The marvelous thing about David's experience is that through confession and repentance his relationship with God was restored. This can be the experience of every sinner! What a comforting thought! "In the promises of God to repentant sinners he [David] saw the evidence of his pardon and acceptance. . . . Though David had fallen, the Lord lifted him up. He was now more fully in harmony with God and in sympathy with his fellow men than before he fell. . . . Whoever under the reproof of God will humble the soul with confession and repentance, as did David, may be sure that there is hope for him. Whoever will in faith accept God's promises, will find pardon. The Lord will never cast away one truly repentant soul." —Patriarchs and Prophets, pp. 725, 726.

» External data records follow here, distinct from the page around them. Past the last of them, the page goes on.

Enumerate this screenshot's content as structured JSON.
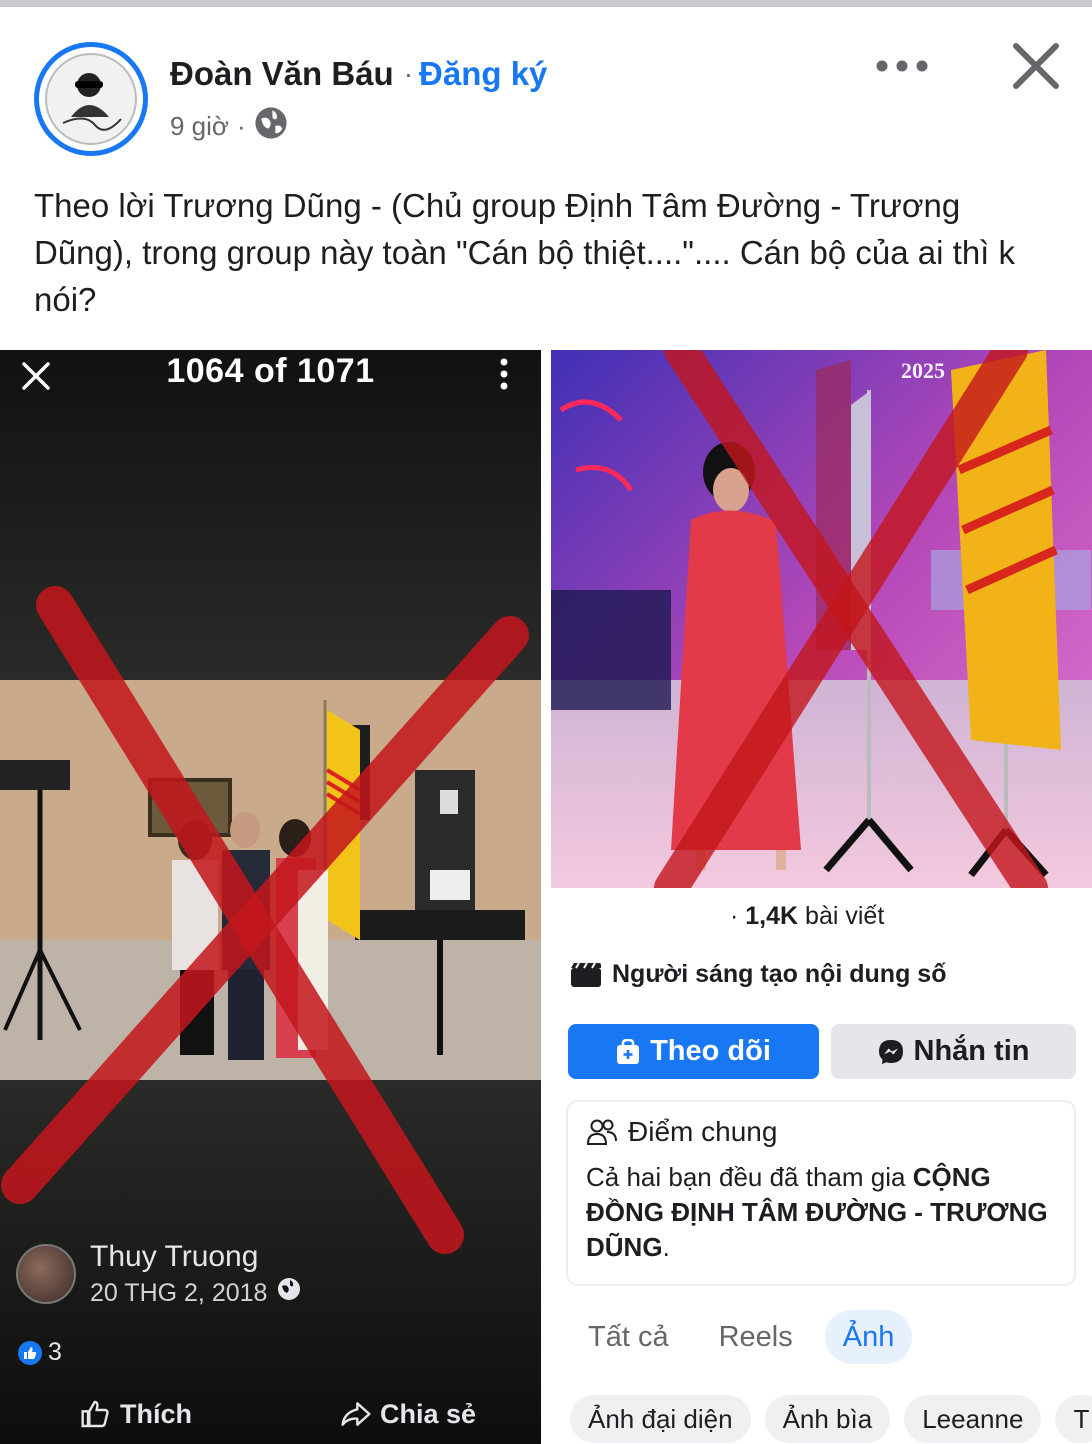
{
  "post": {
    "author_name": "Đoàn Văn Báu",
    "subscribe_label": "Đăng ký",
    "separator": "·",
    "time_ago": "9 giờ",
    "more_icon": "more-horizontal-icon",
    "close_icon": "close-icon",
    "text": "Theo lời Trương Dũng - (Chủ group Định Tâm Đường - Trương Dũng), trong group này toàn \"Cán bộ thiệt....\".... Cán bộ của ai thì k nói?"
  },
  "left_screenshot": {
    "counter": "1064 of 1071",
    "user_name": "Thuy Truong",
    "date": "20 THG 2, 2018",
    "reaction_count": "3",
    "like_label": "Thích",
    "share_label": "Chia sẻ"
  },
  "right_screenshot": {
    "photo_text": "2025",
    "posts_count": "1,4K",
    "posts_label": "bài viết",
    "creator_label": "Người sáng tạo nội dung số",
    "follow_label": "Theo dõi",
    "message_label": "Nhắn tin",
    "mutual": {
      "title": "Điểm chung",
      "text_prefix": "Cả hai bạn đều đã tham gia ",
      "group_name": "CỘNG ĐỒNG ĐỊNH TÂM ĐƯỜNG - TRƯƠNG DŨNG",
      "text_suffix": "."
    },
    "tabs": [
      "Tất cả",
      "Reels",
      "Ảnh"
    ],
    "active_tab": "Ảnh",
    "chips": [
      "Ảnh đại diện",
      "Ảnh bìa",
      "Leeanne",
      "T"
    ]
  },
  "colors": {
    "brand_blue": "#1877f2",
    "cross_red": "#c4161c"
  }
}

Isn't this our message for the lost today? Unless the sinner sees the enormity of sin, he will never cry out for mercy. And the enormity of sin is seen only in the light of what it cost Heaven to redeem us. No one who looks upon the cross of Christ can ever downgrade sanctification or talk lightly of obedience to God's commandments. If we, as ministers, attempt to give the assurance of salvation to a person who has no guilt or sense of the awfulness of his sins, we will only lead him to continue through life unvictorious over sin, and worse yet, to become hardened in sin until his attitude toward God and his fellow man will be one of haughtiness and intolerance. He will presume on God's love, laugh at His law, ridicule church standards, condemn those who mention obedience, all the while he ecstatically marches down the broad way to hell, declaring, "I have the assurance of salvation!" What could be more pitiful?

Again I appeal for balance in our preaching. Lift Jesus Christ higher than ever before. Show the people what God has done, using illustrations and language that will cause people to humble themselves before God.

"We cannot save ourselves. We cannot regenerate ourselves. In the heavenly courts there will be no song sung, To me that loved myself, and washed myself, redeemed my self, unto me be glory and honor, blessing and praise. But this is the keynote of the song that is sung by many here in the world. They do not know what it means to be meek and lowly in heart; and they do not mean to know this, if they can avoid it. The whole gospel is comprised in learning of Christ, His meekness and lowliness." —Testimonies to Ministers, p. 456.

The point we must understand and impart to a lost world is that salvation is of the Lord. Nothing in us or about us recommends us to God. Our state of corruption cries out for mercy every moment of our lives. Hopeless, helpless man doesn't have within himself even the seed of salvation. We can choose, surrender, and commit, but even these actions of themselves will not save us. All glory, all honor go to Him who ''while we were yet sinners . . . died for us" (Rom. 5:8).

—J. R. S.

(To be continued).

Advertisement - Ministry in Motion 300x250

Ministry reserves the right to approve, disapprove, and delete comments at our discretion and will not be able to respond to inquiries about these comments. Please ensure that your words are respectful, courteous, and relevant.

comments powered by Disqus
J.R. Spangler is editor of Ministry.

Digital delivery

If you're a print subscriber, we'll complement your print copy of Ministry with an electronic version.

Sign up
Advertisement - Southern Adv Univ 180x150 - Animated

Trending

Recent issues

See All
Advertisement - Healthy and Happy Family - Skyscraper 160x600